START Data excerpts
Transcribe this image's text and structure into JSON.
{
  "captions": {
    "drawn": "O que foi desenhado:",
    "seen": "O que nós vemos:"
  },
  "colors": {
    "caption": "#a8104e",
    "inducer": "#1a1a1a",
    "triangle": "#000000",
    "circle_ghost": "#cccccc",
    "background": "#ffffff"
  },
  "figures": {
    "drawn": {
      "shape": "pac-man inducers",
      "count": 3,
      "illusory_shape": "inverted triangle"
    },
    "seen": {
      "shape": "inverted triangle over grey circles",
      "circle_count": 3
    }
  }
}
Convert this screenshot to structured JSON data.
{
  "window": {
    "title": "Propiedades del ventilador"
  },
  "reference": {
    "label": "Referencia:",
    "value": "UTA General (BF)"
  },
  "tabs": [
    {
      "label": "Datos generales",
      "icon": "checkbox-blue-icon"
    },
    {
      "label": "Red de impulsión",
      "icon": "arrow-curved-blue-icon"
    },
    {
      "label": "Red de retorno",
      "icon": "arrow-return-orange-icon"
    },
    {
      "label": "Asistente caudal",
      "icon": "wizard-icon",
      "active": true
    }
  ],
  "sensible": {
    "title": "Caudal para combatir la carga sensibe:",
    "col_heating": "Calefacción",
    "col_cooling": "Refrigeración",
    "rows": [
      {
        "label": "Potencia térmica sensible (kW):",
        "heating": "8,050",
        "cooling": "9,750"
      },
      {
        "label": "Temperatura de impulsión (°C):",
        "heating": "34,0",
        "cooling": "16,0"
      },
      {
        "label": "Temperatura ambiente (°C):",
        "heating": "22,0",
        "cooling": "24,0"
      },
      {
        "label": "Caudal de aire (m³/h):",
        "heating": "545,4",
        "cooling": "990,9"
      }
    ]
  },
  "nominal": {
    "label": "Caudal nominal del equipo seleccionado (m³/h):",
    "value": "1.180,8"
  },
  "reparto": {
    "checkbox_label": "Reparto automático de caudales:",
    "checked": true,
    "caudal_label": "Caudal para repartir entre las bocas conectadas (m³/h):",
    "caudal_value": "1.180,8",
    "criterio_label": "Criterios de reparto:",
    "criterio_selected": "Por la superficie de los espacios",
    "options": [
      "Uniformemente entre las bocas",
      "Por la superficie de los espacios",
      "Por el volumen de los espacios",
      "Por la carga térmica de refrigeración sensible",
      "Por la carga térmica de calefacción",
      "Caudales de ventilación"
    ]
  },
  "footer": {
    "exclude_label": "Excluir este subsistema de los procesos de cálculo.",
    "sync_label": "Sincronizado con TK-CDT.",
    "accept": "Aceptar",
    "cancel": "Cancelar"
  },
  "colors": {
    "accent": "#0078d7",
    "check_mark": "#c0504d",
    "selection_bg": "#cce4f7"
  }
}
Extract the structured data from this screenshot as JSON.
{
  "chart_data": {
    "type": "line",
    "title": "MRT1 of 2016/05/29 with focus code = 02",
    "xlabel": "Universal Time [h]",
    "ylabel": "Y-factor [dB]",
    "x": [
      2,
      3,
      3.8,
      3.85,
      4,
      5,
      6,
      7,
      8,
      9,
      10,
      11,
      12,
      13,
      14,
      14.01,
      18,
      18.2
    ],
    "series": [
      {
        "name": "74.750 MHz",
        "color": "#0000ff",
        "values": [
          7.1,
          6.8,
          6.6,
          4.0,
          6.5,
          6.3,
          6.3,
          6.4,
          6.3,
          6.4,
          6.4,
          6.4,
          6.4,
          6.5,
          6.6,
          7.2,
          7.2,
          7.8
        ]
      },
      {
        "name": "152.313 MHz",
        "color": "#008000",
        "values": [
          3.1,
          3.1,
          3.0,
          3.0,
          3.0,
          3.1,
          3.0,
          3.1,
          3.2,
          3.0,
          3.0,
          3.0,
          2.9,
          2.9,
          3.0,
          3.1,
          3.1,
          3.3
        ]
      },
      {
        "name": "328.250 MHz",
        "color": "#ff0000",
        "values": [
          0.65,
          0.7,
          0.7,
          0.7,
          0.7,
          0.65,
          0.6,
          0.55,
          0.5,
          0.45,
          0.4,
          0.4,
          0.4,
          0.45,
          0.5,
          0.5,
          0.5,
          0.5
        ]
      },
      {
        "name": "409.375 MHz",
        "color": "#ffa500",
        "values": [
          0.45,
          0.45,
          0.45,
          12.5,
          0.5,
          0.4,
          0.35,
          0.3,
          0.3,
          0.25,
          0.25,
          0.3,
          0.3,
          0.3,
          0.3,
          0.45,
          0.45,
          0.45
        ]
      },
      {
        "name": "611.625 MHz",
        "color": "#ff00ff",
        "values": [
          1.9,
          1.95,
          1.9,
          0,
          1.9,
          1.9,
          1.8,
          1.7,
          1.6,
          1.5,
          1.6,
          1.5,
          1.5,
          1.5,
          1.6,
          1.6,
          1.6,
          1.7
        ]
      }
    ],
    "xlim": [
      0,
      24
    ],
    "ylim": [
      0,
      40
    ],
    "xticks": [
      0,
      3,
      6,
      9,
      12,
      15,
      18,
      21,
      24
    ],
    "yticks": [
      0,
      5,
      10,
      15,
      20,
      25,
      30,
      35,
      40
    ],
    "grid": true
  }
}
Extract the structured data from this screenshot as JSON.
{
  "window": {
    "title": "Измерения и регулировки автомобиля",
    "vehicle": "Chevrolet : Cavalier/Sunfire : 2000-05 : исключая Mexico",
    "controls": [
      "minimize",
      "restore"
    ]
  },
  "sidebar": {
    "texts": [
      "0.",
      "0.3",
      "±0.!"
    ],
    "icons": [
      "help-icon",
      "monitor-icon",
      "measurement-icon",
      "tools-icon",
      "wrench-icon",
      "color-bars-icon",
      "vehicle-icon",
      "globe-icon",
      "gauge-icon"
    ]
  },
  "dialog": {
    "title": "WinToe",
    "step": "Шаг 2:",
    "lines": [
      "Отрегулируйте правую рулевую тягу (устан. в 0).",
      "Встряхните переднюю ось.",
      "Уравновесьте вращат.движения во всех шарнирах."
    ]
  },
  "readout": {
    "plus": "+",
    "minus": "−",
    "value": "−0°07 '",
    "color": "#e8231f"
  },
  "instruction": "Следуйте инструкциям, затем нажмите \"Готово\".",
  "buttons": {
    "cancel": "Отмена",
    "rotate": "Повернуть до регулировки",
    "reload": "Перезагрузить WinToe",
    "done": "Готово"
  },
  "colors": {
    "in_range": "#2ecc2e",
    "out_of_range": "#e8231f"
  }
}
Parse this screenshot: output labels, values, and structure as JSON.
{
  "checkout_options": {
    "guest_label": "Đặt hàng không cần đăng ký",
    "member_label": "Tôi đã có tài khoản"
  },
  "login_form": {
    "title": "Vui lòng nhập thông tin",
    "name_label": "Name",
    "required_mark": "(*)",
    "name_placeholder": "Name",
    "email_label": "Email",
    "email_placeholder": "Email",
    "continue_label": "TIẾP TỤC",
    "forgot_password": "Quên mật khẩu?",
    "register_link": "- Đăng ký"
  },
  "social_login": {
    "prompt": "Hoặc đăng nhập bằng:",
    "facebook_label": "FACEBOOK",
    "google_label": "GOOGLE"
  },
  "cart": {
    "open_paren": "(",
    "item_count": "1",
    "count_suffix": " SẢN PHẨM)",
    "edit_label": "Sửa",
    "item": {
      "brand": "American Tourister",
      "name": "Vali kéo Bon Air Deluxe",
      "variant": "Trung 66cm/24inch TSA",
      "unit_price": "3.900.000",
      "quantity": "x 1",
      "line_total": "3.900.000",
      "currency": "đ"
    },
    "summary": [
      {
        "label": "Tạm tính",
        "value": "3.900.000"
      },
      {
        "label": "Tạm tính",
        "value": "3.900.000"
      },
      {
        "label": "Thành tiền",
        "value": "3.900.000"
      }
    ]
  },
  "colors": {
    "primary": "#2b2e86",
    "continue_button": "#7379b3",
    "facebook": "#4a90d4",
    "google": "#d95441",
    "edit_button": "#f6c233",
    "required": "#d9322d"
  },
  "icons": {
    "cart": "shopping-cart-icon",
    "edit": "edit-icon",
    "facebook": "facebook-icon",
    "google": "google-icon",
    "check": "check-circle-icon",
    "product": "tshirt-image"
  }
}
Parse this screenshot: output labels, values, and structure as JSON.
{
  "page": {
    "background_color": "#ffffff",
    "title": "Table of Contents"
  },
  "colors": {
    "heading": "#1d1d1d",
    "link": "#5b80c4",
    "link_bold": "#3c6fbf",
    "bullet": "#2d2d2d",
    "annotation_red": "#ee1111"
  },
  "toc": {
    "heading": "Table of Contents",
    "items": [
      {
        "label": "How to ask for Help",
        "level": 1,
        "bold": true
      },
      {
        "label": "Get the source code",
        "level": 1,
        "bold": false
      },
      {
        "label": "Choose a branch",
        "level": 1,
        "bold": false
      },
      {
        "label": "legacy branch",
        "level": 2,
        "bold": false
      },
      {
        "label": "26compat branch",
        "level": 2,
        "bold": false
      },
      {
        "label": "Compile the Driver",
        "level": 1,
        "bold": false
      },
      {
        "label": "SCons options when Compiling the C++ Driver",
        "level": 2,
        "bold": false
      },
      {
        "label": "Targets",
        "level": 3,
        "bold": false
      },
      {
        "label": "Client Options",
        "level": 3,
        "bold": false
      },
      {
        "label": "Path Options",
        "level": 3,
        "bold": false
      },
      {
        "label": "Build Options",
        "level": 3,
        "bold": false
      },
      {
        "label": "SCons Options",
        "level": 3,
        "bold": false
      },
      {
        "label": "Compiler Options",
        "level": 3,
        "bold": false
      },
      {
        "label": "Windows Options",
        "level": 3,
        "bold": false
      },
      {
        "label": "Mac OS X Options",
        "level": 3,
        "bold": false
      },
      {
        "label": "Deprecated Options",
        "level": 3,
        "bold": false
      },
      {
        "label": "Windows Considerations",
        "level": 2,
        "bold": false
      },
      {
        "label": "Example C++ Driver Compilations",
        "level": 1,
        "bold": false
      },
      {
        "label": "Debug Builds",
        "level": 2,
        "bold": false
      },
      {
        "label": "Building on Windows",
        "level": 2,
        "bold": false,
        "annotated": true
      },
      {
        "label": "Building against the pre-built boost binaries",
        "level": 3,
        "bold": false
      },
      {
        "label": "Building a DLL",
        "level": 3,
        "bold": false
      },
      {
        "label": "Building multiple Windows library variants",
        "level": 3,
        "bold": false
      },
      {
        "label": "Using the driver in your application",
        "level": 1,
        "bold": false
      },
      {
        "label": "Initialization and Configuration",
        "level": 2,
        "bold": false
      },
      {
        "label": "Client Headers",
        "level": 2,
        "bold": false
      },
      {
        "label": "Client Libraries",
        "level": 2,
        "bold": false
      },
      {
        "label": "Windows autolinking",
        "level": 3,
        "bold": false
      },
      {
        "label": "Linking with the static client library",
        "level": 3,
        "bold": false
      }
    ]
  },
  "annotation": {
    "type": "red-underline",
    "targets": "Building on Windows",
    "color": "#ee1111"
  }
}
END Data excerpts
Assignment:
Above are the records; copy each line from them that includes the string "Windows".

Completed task:
        "label": "Windows Options",
        "label": "Windows Considerations",
        "label": "Building on Windows",
        "label": "Building multiple Windows library variants",
        "label": "Windows autolinking",
    "targets": "Building on Windows",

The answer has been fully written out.